→ **Work instruction**: Could you count the lines below that include the word "name" and give only the number?

*** Material for this task ***

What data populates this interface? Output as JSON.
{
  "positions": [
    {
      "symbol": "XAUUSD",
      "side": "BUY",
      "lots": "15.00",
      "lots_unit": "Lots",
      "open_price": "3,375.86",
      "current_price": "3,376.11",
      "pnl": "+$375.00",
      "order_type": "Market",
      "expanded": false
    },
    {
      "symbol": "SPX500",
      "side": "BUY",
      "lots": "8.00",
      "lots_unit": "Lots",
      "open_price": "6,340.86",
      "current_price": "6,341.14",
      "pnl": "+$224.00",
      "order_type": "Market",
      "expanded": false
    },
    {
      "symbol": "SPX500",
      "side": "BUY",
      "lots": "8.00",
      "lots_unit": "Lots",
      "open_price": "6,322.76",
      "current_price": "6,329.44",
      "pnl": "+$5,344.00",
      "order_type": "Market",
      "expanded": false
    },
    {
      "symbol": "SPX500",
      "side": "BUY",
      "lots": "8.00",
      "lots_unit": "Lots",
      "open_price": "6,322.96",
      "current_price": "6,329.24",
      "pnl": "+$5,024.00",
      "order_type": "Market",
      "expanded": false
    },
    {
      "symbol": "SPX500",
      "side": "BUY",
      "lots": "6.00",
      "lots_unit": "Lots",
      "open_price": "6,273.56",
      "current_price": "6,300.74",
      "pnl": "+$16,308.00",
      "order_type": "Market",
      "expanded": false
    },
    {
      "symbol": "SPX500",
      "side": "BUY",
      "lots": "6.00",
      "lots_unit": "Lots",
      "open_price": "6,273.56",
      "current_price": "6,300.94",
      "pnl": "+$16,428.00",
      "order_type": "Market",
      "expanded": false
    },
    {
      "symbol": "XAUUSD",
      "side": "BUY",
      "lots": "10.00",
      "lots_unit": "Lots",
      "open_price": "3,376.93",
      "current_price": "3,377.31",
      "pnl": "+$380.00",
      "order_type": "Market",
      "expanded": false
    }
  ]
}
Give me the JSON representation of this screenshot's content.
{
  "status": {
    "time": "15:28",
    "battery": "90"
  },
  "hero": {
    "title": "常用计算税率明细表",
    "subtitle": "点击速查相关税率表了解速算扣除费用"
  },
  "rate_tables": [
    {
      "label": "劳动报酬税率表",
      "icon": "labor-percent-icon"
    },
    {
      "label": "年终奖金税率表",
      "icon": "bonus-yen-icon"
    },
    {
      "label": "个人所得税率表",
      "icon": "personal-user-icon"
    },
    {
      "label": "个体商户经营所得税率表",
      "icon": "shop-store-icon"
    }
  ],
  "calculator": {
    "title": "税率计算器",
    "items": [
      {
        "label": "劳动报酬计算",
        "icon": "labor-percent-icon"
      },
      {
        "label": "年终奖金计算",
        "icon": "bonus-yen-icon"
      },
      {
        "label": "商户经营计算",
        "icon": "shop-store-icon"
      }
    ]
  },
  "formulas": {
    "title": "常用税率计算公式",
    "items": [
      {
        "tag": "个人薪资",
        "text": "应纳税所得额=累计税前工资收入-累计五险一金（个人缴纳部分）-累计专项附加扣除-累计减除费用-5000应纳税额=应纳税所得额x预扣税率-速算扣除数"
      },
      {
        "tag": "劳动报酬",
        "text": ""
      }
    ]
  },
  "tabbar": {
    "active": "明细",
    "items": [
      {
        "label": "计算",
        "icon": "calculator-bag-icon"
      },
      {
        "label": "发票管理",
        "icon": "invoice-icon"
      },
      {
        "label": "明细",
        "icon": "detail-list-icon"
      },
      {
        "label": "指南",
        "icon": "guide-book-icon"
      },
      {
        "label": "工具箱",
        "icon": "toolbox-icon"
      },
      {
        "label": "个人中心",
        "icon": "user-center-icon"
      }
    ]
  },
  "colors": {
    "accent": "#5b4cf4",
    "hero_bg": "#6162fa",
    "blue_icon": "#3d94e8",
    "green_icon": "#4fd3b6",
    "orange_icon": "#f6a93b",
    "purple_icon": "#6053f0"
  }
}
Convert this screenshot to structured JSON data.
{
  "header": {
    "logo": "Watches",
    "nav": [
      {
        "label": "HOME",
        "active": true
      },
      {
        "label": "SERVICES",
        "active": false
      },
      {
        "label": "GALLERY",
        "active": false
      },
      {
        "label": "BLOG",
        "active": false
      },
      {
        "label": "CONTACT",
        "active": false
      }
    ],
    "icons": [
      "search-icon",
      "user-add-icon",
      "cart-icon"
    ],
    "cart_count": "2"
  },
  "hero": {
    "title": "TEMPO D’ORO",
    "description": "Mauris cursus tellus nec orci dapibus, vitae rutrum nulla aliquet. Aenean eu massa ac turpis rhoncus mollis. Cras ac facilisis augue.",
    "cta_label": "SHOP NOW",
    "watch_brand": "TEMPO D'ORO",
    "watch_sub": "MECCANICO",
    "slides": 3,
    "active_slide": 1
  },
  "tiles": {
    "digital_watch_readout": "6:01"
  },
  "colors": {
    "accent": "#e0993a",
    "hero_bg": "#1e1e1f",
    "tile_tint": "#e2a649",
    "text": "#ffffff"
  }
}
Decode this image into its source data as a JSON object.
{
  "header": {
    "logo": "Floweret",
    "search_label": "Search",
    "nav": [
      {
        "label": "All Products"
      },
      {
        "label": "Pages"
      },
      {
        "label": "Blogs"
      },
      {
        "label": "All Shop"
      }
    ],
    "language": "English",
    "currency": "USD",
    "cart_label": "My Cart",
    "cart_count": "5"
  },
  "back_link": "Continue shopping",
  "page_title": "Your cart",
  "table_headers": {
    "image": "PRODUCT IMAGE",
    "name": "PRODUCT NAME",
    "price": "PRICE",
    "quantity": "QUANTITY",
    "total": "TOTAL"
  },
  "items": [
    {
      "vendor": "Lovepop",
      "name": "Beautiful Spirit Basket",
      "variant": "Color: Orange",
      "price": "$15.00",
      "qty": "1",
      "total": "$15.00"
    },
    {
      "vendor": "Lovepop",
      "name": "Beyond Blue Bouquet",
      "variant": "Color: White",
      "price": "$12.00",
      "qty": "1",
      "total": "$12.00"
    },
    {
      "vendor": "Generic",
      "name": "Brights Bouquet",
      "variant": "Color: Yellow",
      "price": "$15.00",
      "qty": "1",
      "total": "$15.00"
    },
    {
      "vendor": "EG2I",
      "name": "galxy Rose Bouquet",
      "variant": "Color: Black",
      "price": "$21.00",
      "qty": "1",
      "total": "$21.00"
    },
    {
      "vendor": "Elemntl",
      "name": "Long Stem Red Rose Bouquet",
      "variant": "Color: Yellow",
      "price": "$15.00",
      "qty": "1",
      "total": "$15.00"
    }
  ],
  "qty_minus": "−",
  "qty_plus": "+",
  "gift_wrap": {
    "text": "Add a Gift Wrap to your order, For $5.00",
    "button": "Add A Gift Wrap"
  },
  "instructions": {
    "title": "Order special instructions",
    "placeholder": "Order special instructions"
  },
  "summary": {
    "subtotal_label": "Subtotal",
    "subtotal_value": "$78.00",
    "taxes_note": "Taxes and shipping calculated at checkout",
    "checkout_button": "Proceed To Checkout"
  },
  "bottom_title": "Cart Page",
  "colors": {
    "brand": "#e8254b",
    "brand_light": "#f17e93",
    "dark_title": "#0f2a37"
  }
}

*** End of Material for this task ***

→ **Written reply**: 6